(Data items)
Content starts
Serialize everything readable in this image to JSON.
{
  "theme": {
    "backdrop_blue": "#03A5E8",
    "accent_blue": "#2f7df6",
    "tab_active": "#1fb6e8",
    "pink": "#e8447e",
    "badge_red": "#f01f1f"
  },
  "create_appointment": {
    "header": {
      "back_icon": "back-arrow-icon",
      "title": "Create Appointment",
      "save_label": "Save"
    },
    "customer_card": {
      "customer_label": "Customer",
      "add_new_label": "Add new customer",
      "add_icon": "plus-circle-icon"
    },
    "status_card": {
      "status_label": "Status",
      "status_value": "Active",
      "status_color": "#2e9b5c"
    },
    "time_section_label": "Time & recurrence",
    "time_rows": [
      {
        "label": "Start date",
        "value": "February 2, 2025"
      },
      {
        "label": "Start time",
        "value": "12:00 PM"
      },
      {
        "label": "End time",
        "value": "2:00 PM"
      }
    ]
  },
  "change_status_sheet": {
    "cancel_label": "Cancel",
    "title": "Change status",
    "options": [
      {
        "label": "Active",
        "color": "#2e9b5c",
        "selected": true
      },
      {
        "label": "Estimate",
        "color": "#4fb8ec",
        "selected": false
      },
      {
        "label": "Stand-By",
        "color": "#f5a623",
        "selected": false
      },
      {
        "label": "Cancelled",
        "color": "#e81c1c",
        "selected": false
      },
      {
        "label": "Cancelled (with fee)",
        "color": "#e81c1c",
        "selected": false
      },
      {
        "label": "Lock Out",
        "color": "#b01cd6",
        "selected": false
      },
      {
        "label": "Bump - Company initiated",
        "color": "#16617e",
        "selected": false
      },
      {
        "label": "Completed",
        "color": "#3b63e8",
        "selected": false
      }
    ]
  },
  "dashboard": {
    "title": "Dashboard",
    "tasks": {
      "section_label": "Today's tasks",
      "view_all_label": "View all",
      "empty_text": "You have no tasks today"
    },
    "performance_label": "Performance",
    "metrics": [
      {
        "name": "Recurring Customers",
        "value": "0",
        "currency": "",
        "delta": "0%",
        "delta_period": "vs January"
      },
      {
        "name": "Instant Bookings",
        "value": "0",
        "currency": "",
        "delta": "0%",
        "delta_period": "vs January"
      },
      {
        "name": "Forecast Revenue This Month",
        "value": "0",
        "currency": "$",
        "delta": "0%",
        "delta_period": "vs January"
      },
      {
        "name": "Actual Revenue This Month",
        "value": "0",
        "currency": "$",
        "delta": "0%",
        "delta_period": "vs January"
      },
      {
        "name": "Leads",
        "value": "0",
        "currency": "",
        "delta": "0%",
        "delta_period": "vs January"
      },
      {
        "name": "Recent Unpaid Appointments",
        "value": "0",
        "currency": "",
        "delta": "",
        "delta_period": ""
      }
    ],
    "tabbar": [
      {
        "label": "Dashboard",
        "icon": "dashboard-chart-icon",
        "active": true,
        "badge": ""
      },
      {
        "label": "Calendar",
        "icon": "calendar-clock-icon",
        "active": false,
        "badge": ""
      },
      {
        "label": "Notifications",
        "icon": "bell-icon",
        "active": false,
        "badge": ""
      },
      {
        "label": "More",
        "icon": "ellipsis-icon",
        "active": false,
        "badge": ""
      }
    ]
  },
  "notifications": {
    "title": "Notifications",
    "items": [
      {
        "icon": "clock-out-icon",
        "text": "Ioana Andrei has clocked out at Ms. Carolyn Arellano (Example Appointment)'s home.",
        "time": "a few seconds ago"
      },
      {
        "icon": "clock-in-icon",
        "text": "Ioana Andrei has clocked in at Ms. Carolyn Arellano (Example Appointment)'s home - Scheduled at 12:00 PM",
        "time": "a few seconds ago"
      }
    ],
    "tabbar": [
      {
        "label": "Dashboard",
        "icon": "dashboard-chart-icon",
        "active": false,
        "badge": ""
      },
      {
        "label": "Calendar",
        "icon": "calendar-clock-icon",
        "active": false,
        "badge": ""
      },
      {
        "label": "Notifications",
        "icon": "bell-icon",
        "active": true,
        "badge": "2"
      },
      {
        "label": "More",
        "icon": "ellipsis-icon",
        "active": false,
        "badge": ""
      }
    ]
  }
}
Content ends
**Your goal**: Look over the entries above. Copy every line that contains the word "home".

**Exercise output**:
        "text": "Ioana Andrei has clocked out at Ms. Carolyn Arellano (Example Appointment)'s home.",
        "text": "Ioana Andrei has clocked in at Ms. Carolyn Arellano (Example Appointment)'s home - Scheduled at 12:00 PM",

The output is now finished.